—Linda L. Chavez, former Staff Director, U.S. Commission on Civil Rights; Chairman, Center for Equal Opportunity; author, Out of the Barrio: Toward a New Politics of Hispanic Assimilation
“After reading Race and Liberty in America, my reaction was WOW!! But, in case a one-word reaction is insufficient, I hasten to add that this fantastic book is destined to become America's new textbook about ‘race,’ civil rights and what it means to be a classical liberal on the subject of race. Americans are deeply divided about whether to enable their government to pursue ‘diversity’ or to embrace ‘colorblind’ public policies. This debate is not well-served by the polarizing influence of political labels that divide ‘conservatives’ and ‘liberals.’ Perhaps, if more of the latter realized that colorblind government is a fundamental component of their political DNA and if more of the former understood the inherent connection between liberty and colorblindness, a resolution of this conflict might be achieved.”
—Ward Connerly, Chairman, American Civil Rights Institute; author, Creating Equal: My Fight Against Race Preferences
“Race and Liberty in America: The Essential Reader is destined to become a standard source on the American classical liberal anti-racist tradition. In this magisterial anthology, Jonathan Bean mines a rich vein of sources. Many have never appeared before in book form. The selections cover such diverse topics as the fight for abolitionism and the allied struggles against Chinese exclusion, Jim Crow and Japanese internment. Bean introduces modern readers to such forgotten anti-racist crusaders as entrepreneur Lewis Tappan, who was the essential financial angel of abolitionism, NAACP super-lawyer Moorefield Storey, frontier novelist Rose Wilder Lane, and black Republican congressman Oscar DePriest. The selections also contain surprising new information about such better known individuals as Frederick Douglass, Warren G. Harding, Milton Friedman, and Zora Neale Hurston.”

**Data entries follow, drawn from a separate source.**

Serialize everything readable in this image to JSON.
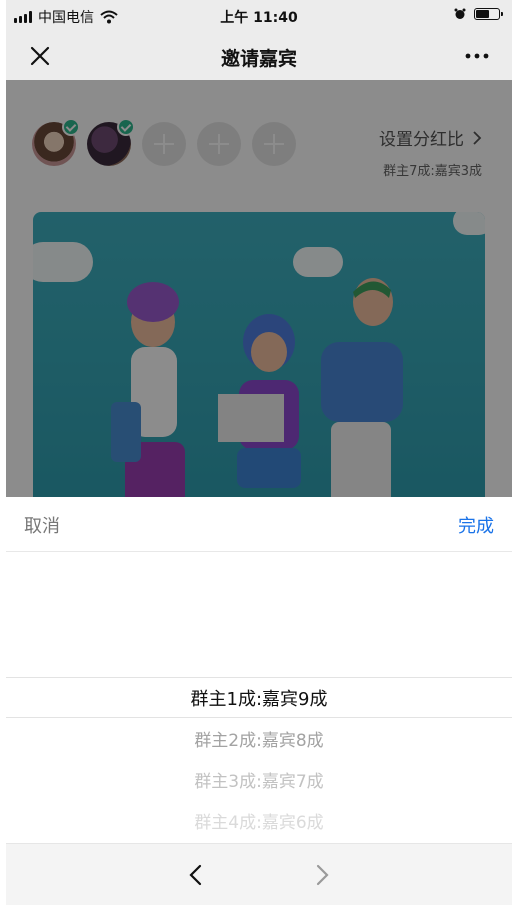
{
  "status_bar": {
    "carrier": "中国电信",
    "time": "上午 11:40"
  },
  "nav": {
    "title": "邀请嘉宾"
  },
  "header": {
    "split_link": "设置分红比",
    "split_summary": "群主7成:嘉宾3成"
  },
  "picker": {
    "cancel_label": "取消",
    "done_label": "完成",
    "selected": "群主1成:嘉宾9成",
    "options": [
      "群主2成:嘉宾8成",
      "群主3成:嘉宾7成",
      "群主4成:嘉宾6成"
    ]
  },
  "colors": {
    "accent": "#1a73e8",
    "check": "#2fb98f",
    "banner": "#3fb1c1"
  },
  "icons": [
    "signal-icon",
    "wifi-icon",
    "alarm-icon",
    "battery-icon",
    "close-icon",
    "more-icon",
    "check-icon",
    "add-icon",
    "chevron-right-icon",
    "chevron-left-icon"
  ]
}
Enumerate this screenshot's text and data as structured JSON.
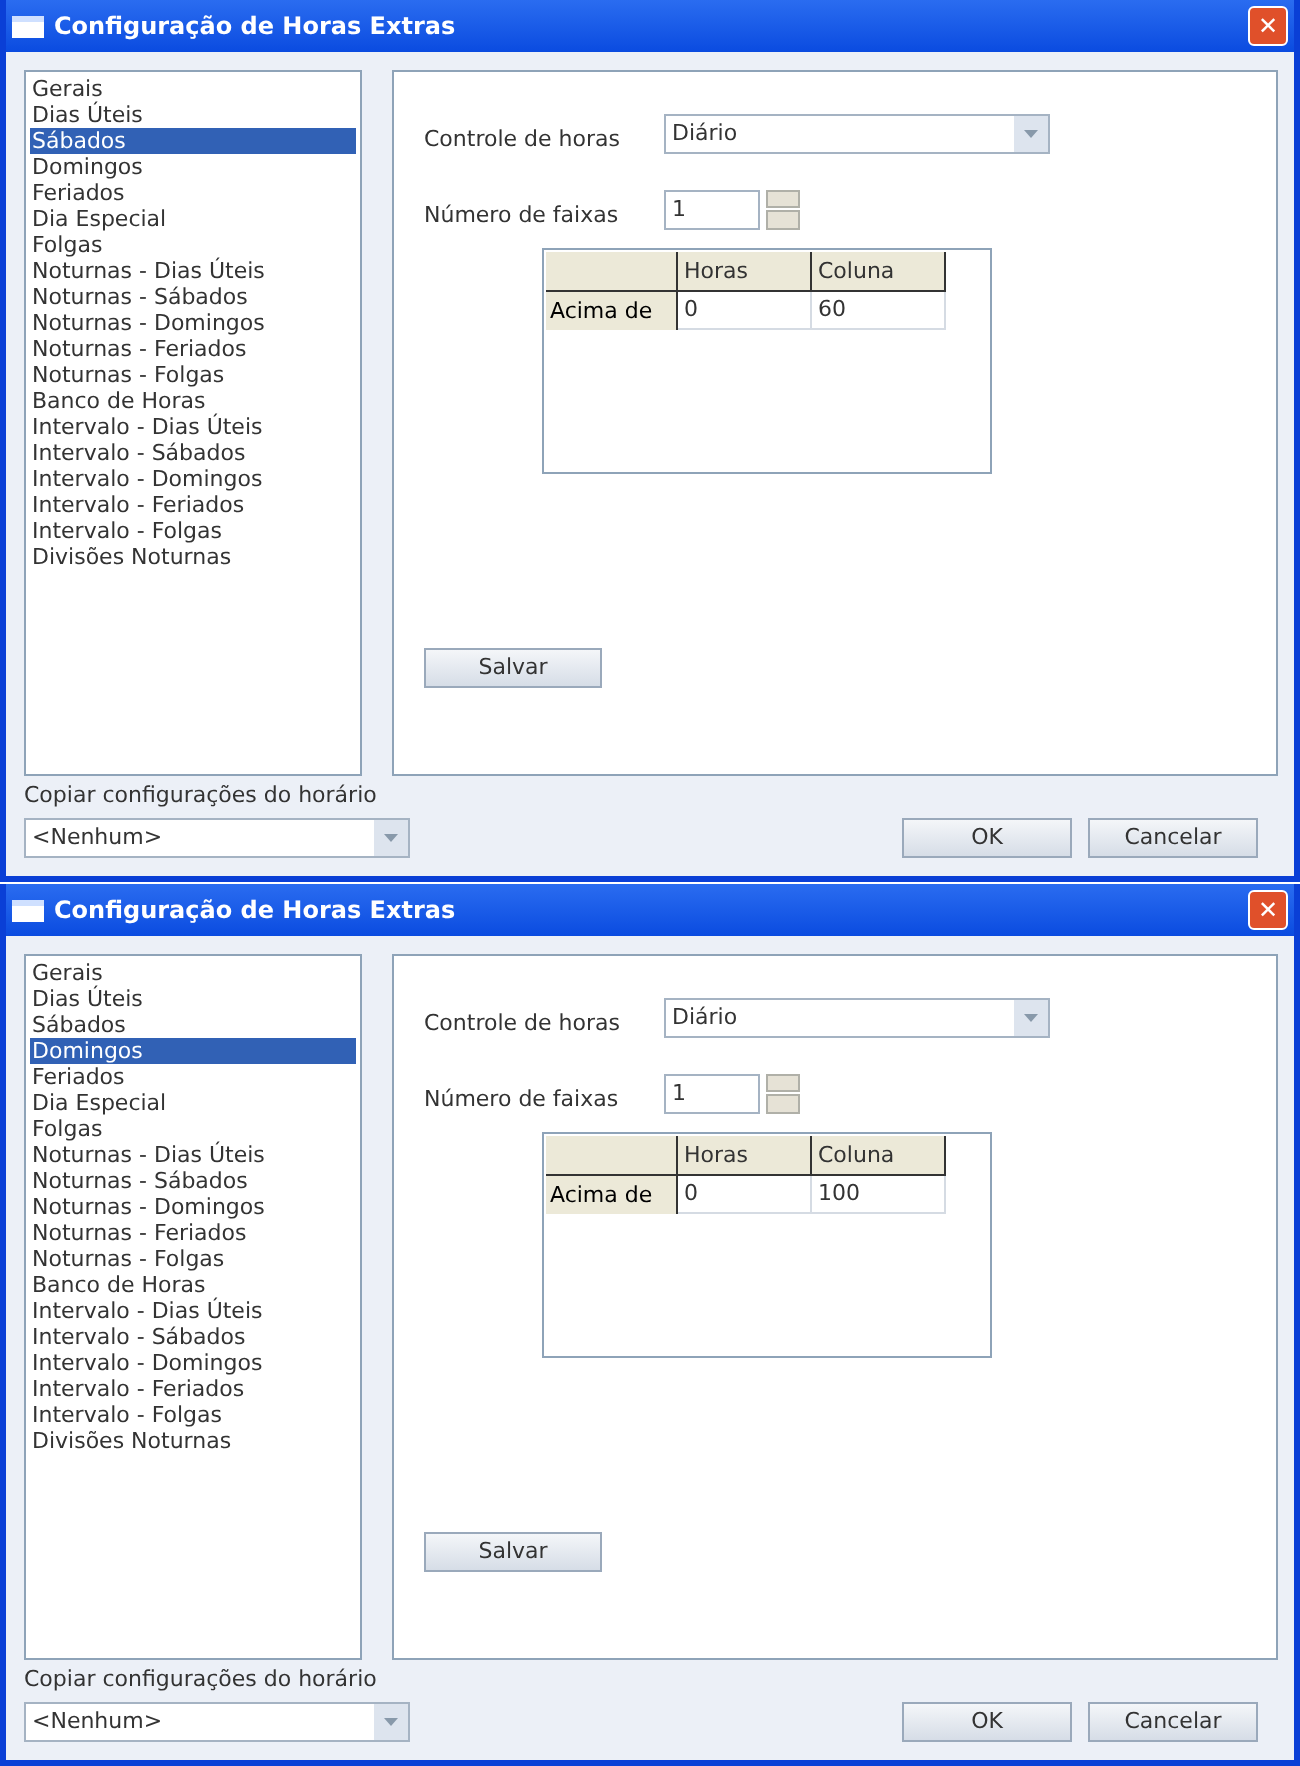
{
  "dialogs": [
    {
      "title": "Configuração de Horas Extras",
      "close": "✕",
      "nav_items": [
        {
          "label": "Gerais",
          "selected": false
        },
        {
          "label": "Dias Úteis",
          "selected": false
        },
        {
          "label": "Sábados",
          "selected": true
        },
        {
          "label": "Domingos",
          "selected": false
        },
        {
          "label": "Feriados",
          "selected": false
        },
        {
          "label": "Dia Especial",
          "selected": false
        },
        {
          "label": "Folgas",
          "selected": false
        },
        {
          "label": "Noturnas - Dias Úteis",
          "selected": false
        },
        {
          "label": "Noturnas - Sábados",
          "selected": false
        },
        {
          "label": "Noturnas - Domingos",
          "selected": false
        },
        {
          "label": "Noturnas - Feriados",
          "selected": false
        },
        {
          "label": "Noturnas - Folgas",
          "selected": false
        },
        {
          "label": "Banco de Horas",
          "selected": false
        },
        {
          "label": "Intervalo - Dias Úteis",
          "selected": false
        },
        {
          "label": "Intervalo - Sábados",
          "selected": false
        },
        {
          "label": "Intervalo - Domingos",
          "selected": false
        },
        {
          "label": "Intervalo - Feriados",
          "selected": false
        },
        {
          "label": "Intervalo - Folgas",
          "selected": false
        },
        {
          "label": "Divisões Noturnas",
          "selected": false
        }
      ],
      "controle_label": "Controle de horas",
      "controle_value": "Diário",
      "faixas_label": "Número de faixas",
      "faixas_value": "1",
      "table": {
        "columns": [
          "Horas",
          "Coluna"
        ],
        "rows": [
          {
            "header": "Acima de",
            "cells": [
              "0",
              "60"
            ]
          }
        ]
      },
      "save_button": "Salvar",
      "copy_label": "Copiar configurações do horário",
      "copy_value": "<Nenhum>",
      "buttons": [
        "OK",
        "Cancelar"
      ]
    },
    {
      "title": "Configuração de Horas Extras",
      "close": "✕",
      "nav_items": [
        {
          "label": "Gerais",
          "selected": false
        },
        {
          "label": "Dias Úteis",
          "selected": false
        },
        {
          "label": "Sábados",
          "selected": false
        },
        {
          "label": "Domingos",
          "selected": true
        },
        {
          "label": "Feriados",
          "selected": false
        },
        {
          "label": "Dia Especial",
          "selected": false
        },
        {
          "label": "Folgas",
          "selected": false
        },
        {
          "label": "Noturnas - Dias Úteis",
          "selected": false
        },
        {
          "label": "Noturnas - Sábados",
          "selected": false
        },
        {
          "label": "Noturnas - Domingos",
          "selected": false
        },
        {
          "label": "Noturnas - Feriados",
          "selected": false
        },
        {
          "label": "Noturnas - Folgas",
          "selected": false
        },
        {
          "label": "Banco de Horas",
          "selected": false
        },
        {
          "label": "Intervalo - Dias Úteis",
          "selected": false
        },
        {
          "label": "Intervalo - Sábados",
          "selected": false
        },
        {
          "label": "Intervalo - Domingos",
          "selected": false
        },
        {
          "label": "Intervalo - Feriados",
          "selected": false
        },
        {
          "label": "Intervalo - Folgas",
          "selected": false
        },
        {
          "label": "Divisões Noturnas",
          "selected": false
        }
      ],
      "controle_label": "Controle de horas",
      "controle_value": "Diário",
      "faixas_label": "Número de faixas",
      "faixas_value": "1",
      "table": {
        "columns": [
          "Horas",
          "Coluna"
        ],
        "rows": [
          {
            "header": "Acima de",
            "cells": [
              "0",
              "100"
            ]
          }
        ]
      },
      "save_button": "Salvar",
      "copy_label": "Copiar configurações do horário",
      "copy_value": "<Nenhum>",
      "buttons": [
        "OK",
        "Cancelar"
      ]
    }
  ]
}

—David T. Beito, Professor of History, University of Alabama; author of Black Maverick: T.R.M. Howard’s Fight for Civil Rights and Economic Power
“We are one human race, in need of a savior and as my uncle Dr. Martin Luther King said, ‘we must learn to live together as brothers or perish as fools.’ Life, liberty and justice are matters of the heart and go beyond politics and legislation. The essential book, Race and Liberty in America, is a major step in the process.”
—Alveda C. King, Founder and Chairman, King for America; daughter of civil rights leader Rev. A. D. Williams King, brother of Martin Luther King, Jr.
“Historian Jonathan Bean has provided a signal service by bringing to light the rich tradition of classical liberal thinking about civil rights. The world of ideas has been waiting for a book such as Race and Liberty in America for far too long, but Bean's collection of primary sources and thematic commentary has made it worth the wait. The book deserves a prominent place on the bookshelves of all open-minded scholars and should be required reading in classrooms across the nation. This is a transformative book by a courageous scholar.”
—Scott Douglas Gerber, Ella & Ernest Fisher Chair in Law, Ohio Northern University; author, First Principles: The Jurisprudence of Clarence Thomas
“How will the issues of Race and Immigration impact America in the future? Short of studying statistics and census reports, a new book Race and Liberty in America edited by Jonathan Bean offers a ‘classical liberal’ description of the past, present and future impact of race and immigration in America’s future. It’s a challenging book of ideas offering a balanced discussion on these two issues.”
—Lee H. Walker, President, New Coalition for Economic and Social Change
“Race and Liberty in America is an original and much-needed anthology, indispensable for any serious discussion of race relations in American history. The first-rate introductions and selections provide a fabulous resource for both teachers and students. Genuinely inspired.”
—Paul Moreno, William and Berniece Grewcock Chair in Constitutional History, Hillsdale CollegeBee